The Advanced Technology Development Center, Georgia Tech Supply Chain and Logistics Institute, Georgia Centers of Innovation, Georgia Research Alliance and Atlanta Tech Village, among countless others, are other strong indicators for why our state can make the claim of being the powerhouse of supply chain innovation. Atlanta Tech Village alone is the fourth largest tech entrepreneurial hub in the nation.
In May, the Metro Atlanta Chamber helped kick off Infrastructure Week—a national series focused on tech, transit and inclusive development. It’s important to view supply chain tech innovations for what they are— initiatives and solutions that have the power to change our quality of life for the better and affect millions of people every day. Many of our speakers across the course of Infrastructure Week emphasized the fact that no one individual or organization has all the answers.
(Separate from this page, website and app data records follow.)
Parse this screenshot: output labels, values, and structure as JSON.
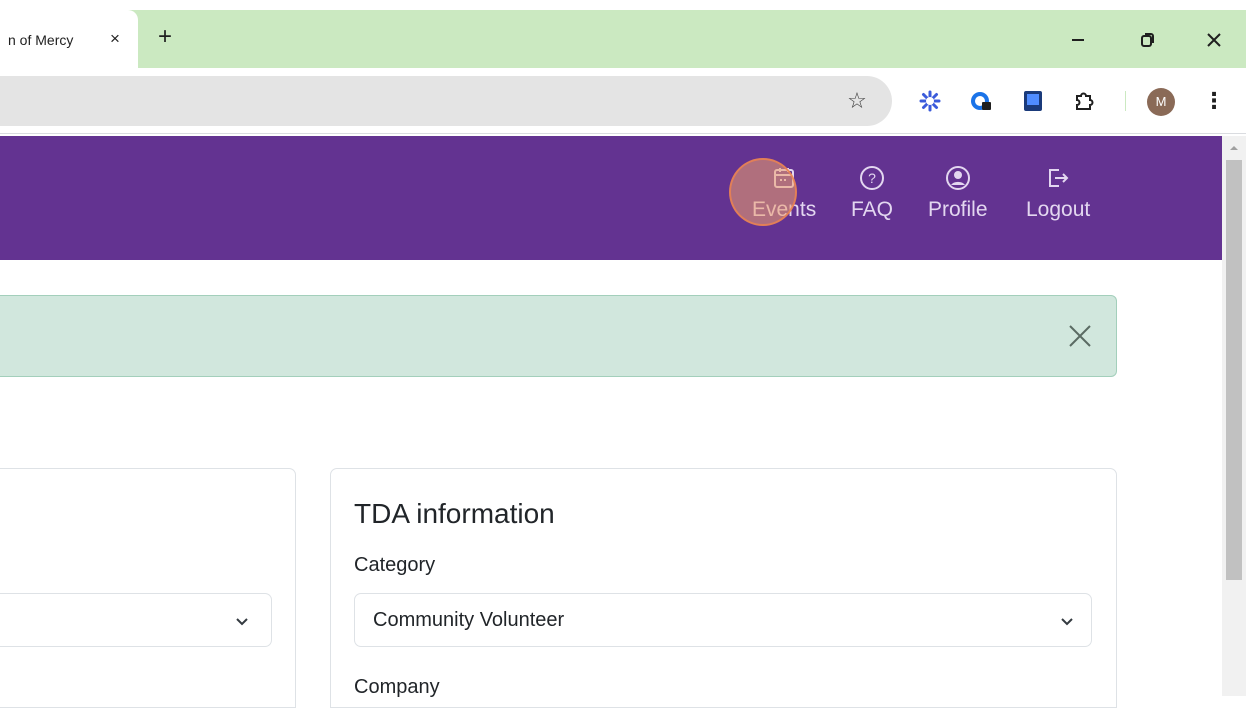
{
  "browser": {
    "tab_title": "n of Mercy",
    "tab_close": "×",
    "new_tab": "+",
    "avatar_initial": "M",
    "menu_glyph": "⋮",
    "star_glyph": "☆"
  },
  "nav": {
    "items": [
      {
        "label": "Events",
        "icon": "calendar-icon"
      },
      {
        "label": "FAQ",
        "icon": "question-circle-icon"
      },
      {
        "label": "Profile",
        "icon": "person-circle-icon"
      },
      {
        "label": "Logout",
        "icon": "logout-icon"
      }
    ]
  },
  "tda_card": {
    "title": "TDA information",
    "category_label": "Category",
    "category_value": "Community Volunteer",
    "company_label": "Company"
  },
  "left_card": {
    "select_value": ""
  },
  "colors": {
    "navbar": "#633391",
    "tabbar": "#cbe9c1",
    "alert_bg": "#d1e7dd"
  }
}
When we move past our silos and collaborate, we all benefit when it comes to understanding emerging tech.
Georgia is the #1 state for business and #1 state for distribution and supply chain hubs. Four of Gartner’s top 25 global supply chains are run out of metro Atlanta. We’re at the intersection of the world’s most-traveled airport, the national network of highways and a key port for the East Coast. A recent report from Deloitte ranked metro Atlanta as the number two city for digital supply chain. This reputation for connecting the world’s innovators is something we do best.